Cavagnoud was surrounded by her family when the respirator that was keeping her alive was switched off, said Dr. Wolfgang Koller, the head of the trauma intensive care unit at the Innsbruck University Clinic.
“We made final examinations that made it very clear that the brain of Regine Cavagnoud was not working at all,” Koller told The Associated Press.
Though she suffered severe brain injuries in the collision, Cavagnoud’s brain was partly functioning when she was flown by helicopter to the hospital after Monday’s accident, Koller said. Her condition worsened as brain swelling compounded her injuries.
The 31-year-old French woman, a super-G World Cup champion, collided with German ski coach Markus Anwander during training on an Austrian glacier Monday.
Anwander was also seriously injured. He underwent spinal surgery Wednesday, and though his condition had improved, his life was still at risk, Koller said.
Cavagnoud had been in critical condition since she was flown to the hospital. She suffered serious brain injuries and facial fractures when she crashed head first into the coach when they crossed paths.
Cavagnoud’s death is the first fatality involving a World Cup skier since Austria’s Ulrike Maier died in 1994 after crashing into a post in a World Cup downhill race in Garmisch-Partenkirschen, Germany.
German and French ski officials said Tuesday the accident was caused by communication problems between their teams, which were both practicing on the Pitzhal glacier.
The Austrian prosecutor has begun investigating. Spokesman Rudolf Koll said Tuesday the coach might be responsible for the accident.
Earlier, German ski federation officials said there was no joint radio frequency that would have enabled the teams to be in direct contact.
“Unfortunate circumstances added up here,” said Wolfgang Maier, the chief coach of the German women’s team.
Besides winning the super-G World Cup, Cavagnoud was third overall in the World Cup standings last season and has long been a strong competitor in the downhill and giant slalom.
Her career was plagued by injuries. She finally won a race in her 10th year of competition, a downhill in January 1999. That broke a 17-year drought by French women in downhill races.

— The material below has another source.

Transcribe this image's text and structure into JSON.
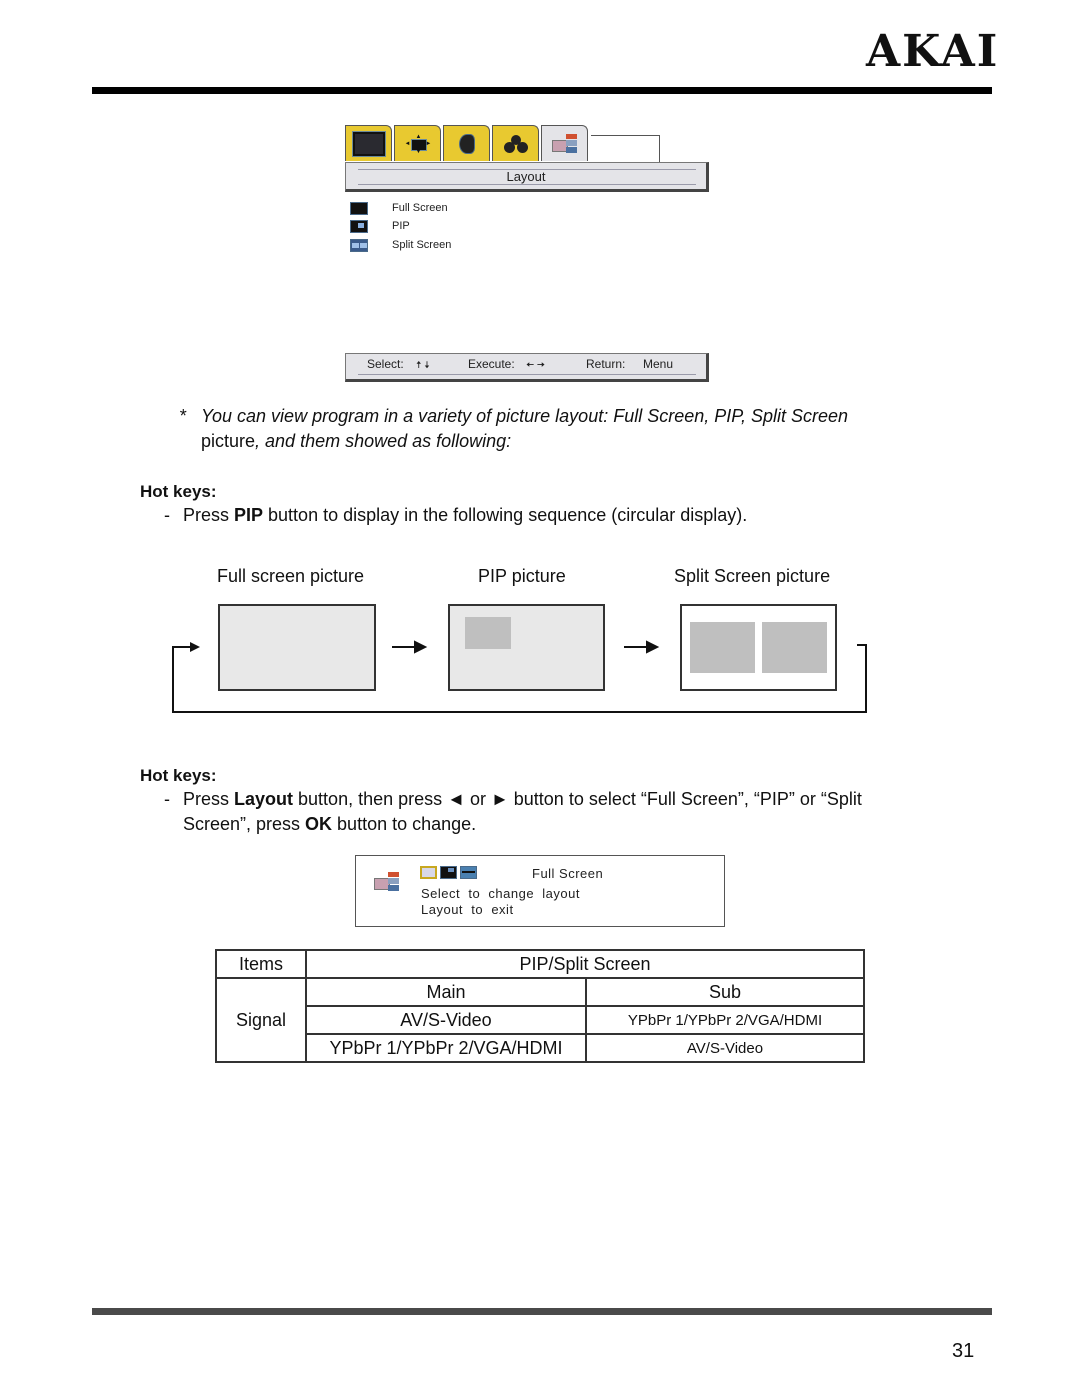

On Sunday, she finished third after an excellent second run in the season’s opening World Cup in Soelden.
Copyright © 2000 The Associated Press